Lancashire winters were dark and bleak in the 1930s. The foul smell of stale chimney smoke remained trapped in the still fog-filled air of industrial towns, lingering until fresh winds blew it away. Snow was intermittent and frost frequent.
We were warm children both inside and out as we walked to school. Mother had prepared a substantial breakfast of porridge, and bacon sandwiches. Well-equipped whatever the weather, we wore Wellington boots and broad woollen scarves crossed at the front and safety-pinned at the back. Lower layers consisted of fleecy liberty bodices and black stockings, long and thick. On exceptionally cold days we wore side-buttoned leather leggings and needed a button hook to do up the fiddly tiny buttons.
In school we recited numerical tables every day, and much of the learning was by rote. A peaceful and sleepy atmosphere pervaded the room as we settled to a writing exercise. Soon would come dinner time and the trek home to a hot dinner of plain nutritious food. A pan of pea soup made with ham shank might have simmered all morning on the open fire, and would be eaten with chunks of bread.
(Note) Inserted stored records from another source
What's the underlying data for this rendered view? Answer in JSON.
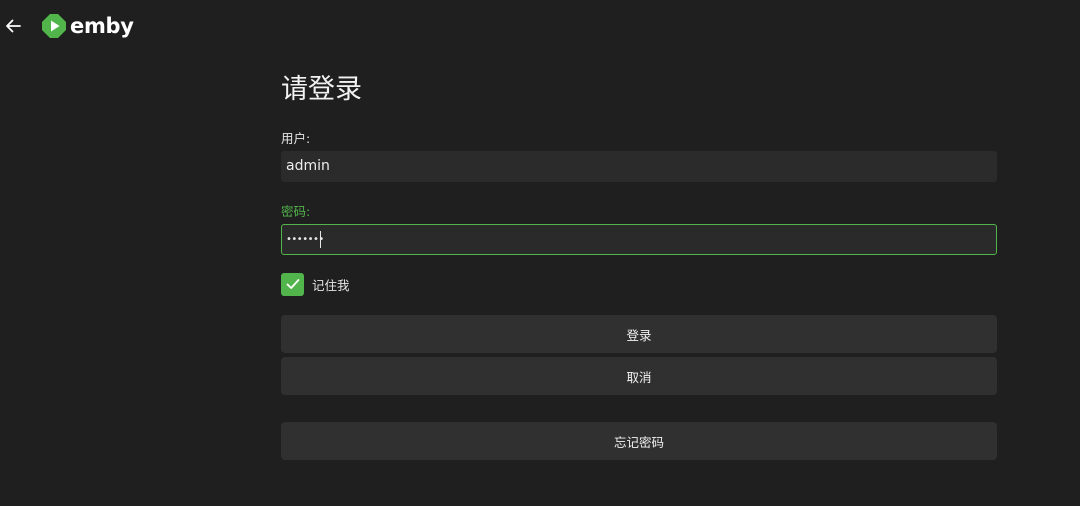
{
  "header": {
    "back_icon": "arrow-left-icon",
    "logo_icon": "emby-logo-icon",
    "logo_text": "emby",
    "brand_color": "#52b54b"
  },
  "form": {
    "title": "请登录",
    "username_label": "用户:",
    "username_value": "admin",
    "password_label": "密码:",
    "password_mask": "•••••••",
    "remember_label": "记住我",
    "remember_checked": true,
    "login_label": "登录",
    "cancel_label": "取消",
    "forgot_label": "忘记密码"
  },
  "colors": {
    "background": "#1f1f1f",
    "accent": "#52b54b",
    "input_bg": "#2b2b2b",
    "button_bg": "#303030"
  }
}
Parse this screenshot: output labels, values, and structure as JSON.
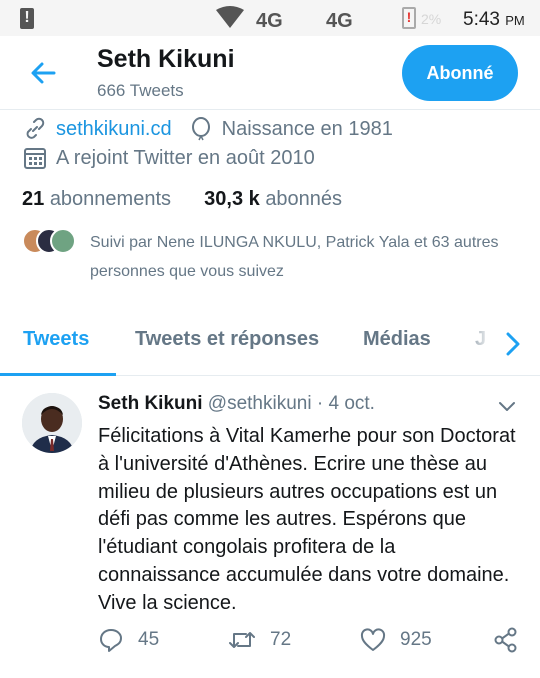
{
  "status_bar": {
    "network_1": "4G",
    "network_2": "4G",
    "battery": "2%",
    "time": "5:43",
    "ampm": "PM"
  },
  "header": {
    "name": "Seth Kikuni",
    "tweet_count": "666 Tweets",
    "follow_button": "Abonné"
  },
  "profile": {
    "website": "sethkikuni.cd",
    "birth": "Naissance en 1981",
    "joined": "A rejoint Twitter en août 2010",
    "following_count": "21",
    "following_label": "abonnements",
    "followers_count": "30,3 k",
    "followers_label": "abonnés",
    "followed_by": "Suivi par Nene ILUNGA NKULU, Patrick Yala et 63 autres personnes que vous suivez"
  },
  "tabs": [
    "Tweets",
    "Tweets et réponses",
    "Médias",
    "J"
  ],
  "tweet": {
    "author": "Seth Kikuni",
    "handle": "@sethkikuni",
    "separator": "·",
    "date": "4 oct.",
    "text": "Félicitations à Vital Kamerhe pour son Doctorat à l'université d'Athènes. Ecrire une thèse au milieu de plusieurs autres occupations est un défi pas comme les autres. Espérons que l'étudiant congolais profitera de la connaissance accumulée dans votre domaine. Vive la science.",
    "replies": "45",
    "retweets": "72",
    "likes": "925"
  },
  "colors": {
    "accent": "#1da1f2",
    "link": "#1b95e0",
    "secondary_text": "#657786"
  }
}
I recall stew and dumplings, sausage and mash and liver and onions, all served with potatoes and a variety of vegetables which changed each day.
My favourite dinner was ‘Milly Molly Manders’. This consisted of jacket potatoes well done in the Yorkshire range. Mother would scoop out the potato from the skins and mash it with pepper and butter. It was then replaced in the crisp potato jacket. Mothers took trouble with their meals in those days, timing meals just as we arrived home.
Childhood illnesses such as measles, chicken pox and whooping cough invaded the four of us and each went down in turn. If we were confined to bed, a coal fire would be lit in the tiny grate, adding warmth and comfort from the flickering flames. Only if the illness was really serious would chicken soup be on the menu, but you had to be nearing death’s door before being offered this luxury.
Monday mornings consisted of washtubs, rubbing boards and wooden punch dollies, satin smooth from long and frequent use. It was a hectic time of water, steam and starch. Broken washing lines were often a feature of Mondays, and upset the rigid routine. Sometimes the
washing had to be dried indoors because of the poor weather. A long clothes rack hung from the ceiling, and created in the living room a dampness which made the windows steamy. Despite the roaring fire, it was difficult to keep warm because of the clammy air.
The smell of new bread on baking days was much more cheerful. During school holidays I would watch my mother kneading and punching the dough. It was a vigorous task, and Mother’s face would be moist and flushed with exertion.
At bedtime, Dad would take the hot rods from the oven, the shelves and the cheek bricks and wrap them separately in layers of the Daily Herald or Reynold’s News and place them in our beds to warm them. Then he would sit each child in turn on the deal-topped dining table in the living room and wash us till we shone.
Our feather mattresses were known as shakeups, and in the white cotton sheets and woolly blankets we snuggled under feather eiderdowns. So comfortable were we all night, but next morning we had to wake up to a very cold bedroom often with thickly-iced windows. Bare feet on the cold linoleum brought us quickly to life to face another day.